Type out every entry again, character for character.

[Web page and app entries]
-*-

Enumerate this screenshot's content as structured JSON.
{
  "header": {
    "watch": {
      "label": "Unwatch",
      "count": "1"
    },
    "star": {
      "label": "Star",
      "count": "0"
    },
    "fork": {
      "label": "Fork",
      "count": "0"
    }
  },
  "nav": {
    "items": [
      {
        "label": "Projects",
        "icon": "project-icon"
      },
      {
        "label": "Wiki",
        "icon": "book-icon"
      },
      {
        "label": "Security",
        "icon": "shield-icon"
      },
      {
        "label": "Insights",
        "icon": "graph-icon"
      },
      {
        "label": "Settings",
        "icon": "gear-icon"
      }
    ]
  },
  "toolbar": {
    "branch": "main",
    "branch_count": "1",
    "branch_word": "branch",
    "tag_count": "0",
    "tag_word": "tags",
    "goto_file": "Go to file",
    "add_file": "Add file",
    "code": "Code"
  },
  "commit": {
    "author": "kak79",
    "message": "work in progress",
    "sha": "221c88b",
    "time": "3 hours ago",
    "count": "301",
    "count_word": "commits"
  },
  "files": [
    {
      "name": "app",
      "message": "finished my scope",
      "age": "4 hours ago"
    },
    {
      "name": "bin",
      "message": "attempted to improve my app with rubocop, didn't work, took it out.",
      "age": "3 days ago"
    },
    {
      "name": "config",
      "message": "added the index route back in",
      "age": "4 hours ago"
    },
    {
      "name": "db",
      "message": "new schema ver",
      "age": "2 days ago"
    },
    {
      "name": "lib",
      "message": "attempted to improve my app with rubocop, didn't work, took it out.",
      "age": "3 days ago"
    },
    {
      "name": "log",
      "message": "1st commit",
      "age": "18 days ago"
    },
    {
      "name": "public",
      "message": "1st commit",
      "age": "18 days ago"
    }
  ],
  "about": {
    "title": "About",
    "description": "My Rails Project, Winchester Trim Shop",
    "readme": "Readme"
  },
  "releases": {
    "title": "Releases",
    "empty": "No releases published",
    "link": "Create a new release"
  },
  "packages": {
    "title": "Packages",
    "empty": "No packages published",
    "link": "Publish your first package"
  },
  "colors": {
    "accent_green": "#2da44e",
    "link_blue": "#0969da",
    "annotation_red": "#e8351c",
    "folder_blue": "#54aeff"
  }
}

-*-

• _EXERCISE RESPONSE_
Enumerate this screenshot's content as structured JSON.
{
  "header": {
    "watch": {
      "label": "Unwatch",
      "count": "1"
    },
    "star": {
      "label": "Star",
      "count": "0"
    },
    "fork": {
      "label": "Fork",
      "count": "0"
    }
  },
  "nav": {
    "items": [
      {
        "label": "Projects",
        "icon": "project-icon"
      },
      {
        "label": "Wiki",
        "icon": "book-icon"
      },
      {
        "label": "Security",
        "icon": "shield-icon"
      },
      {
        "label": "Insights",
        "icon": "graph-icon"
      },
      {
        "label": "Settings",
        "icon": "gear-icon"
      }
    ]
  },
  "toolbar": {
    "branch": "main",
    "branch_count": "1",
    "branch_word": "branch",
    "tag_count": "0",
    "tag_word": "tags",
    "goto_file": "Go to file",
    "add_file": "Add file",
    "code": "Code"
  },
  "commit": {
    "author": "kak79",
    "message": "work in progress",
    "sha": "221c88b",
    "time": "3 hours ago",
    "count": "301",
    "count_word": "commits"
  },
  "files": [
    {
      "name": "app",
      "message": "finished my scope",
      "age": "4 hours ago"
    },
    {
      "name": "bin",
      "message": "attempted to improve my app with rubocop, didn't work, took it out.",
      "age": "3 days ago"
    },
    {
      "name": "config",
      "message": "added the index route back in",
      "age": "4 hours ago"
    },
    {
      "name": "db",
      "message": "new schema ver",
      "age": "2 days ago"
    },
    {
      "name": "lib",
      "message": "attempted to improve my app with rubocop, didn't work, took it out.",
      "age": "3 days ago"
    },
    {
      "name": "log",
      "message": "1st commit",
      "age": "18 days ago"
    },
    {
      "name": "public",
      "message": "1st commit",
      "age": "18 days ago"
    }
  ],
  "about": {
    "title": "About",
    "description": "My Rails Project, Winchester Trim Shop",
    "readme": "Readme"
  },
  "releases": {
    "title": "Releases",
    "empty": "No releases published",
    "link": "Create a new release"
  },
  "packages": {
    "title": "Packages",
    "empty": "No packages published",
    "link": "Publish your first package"
  },
  "colors": {
    "accent_green": "#2da44e",
    "link_blue": "#0969da",
    "annotation_red": "#e8351c",
    "folder_blue": "#54aeff"
  }
}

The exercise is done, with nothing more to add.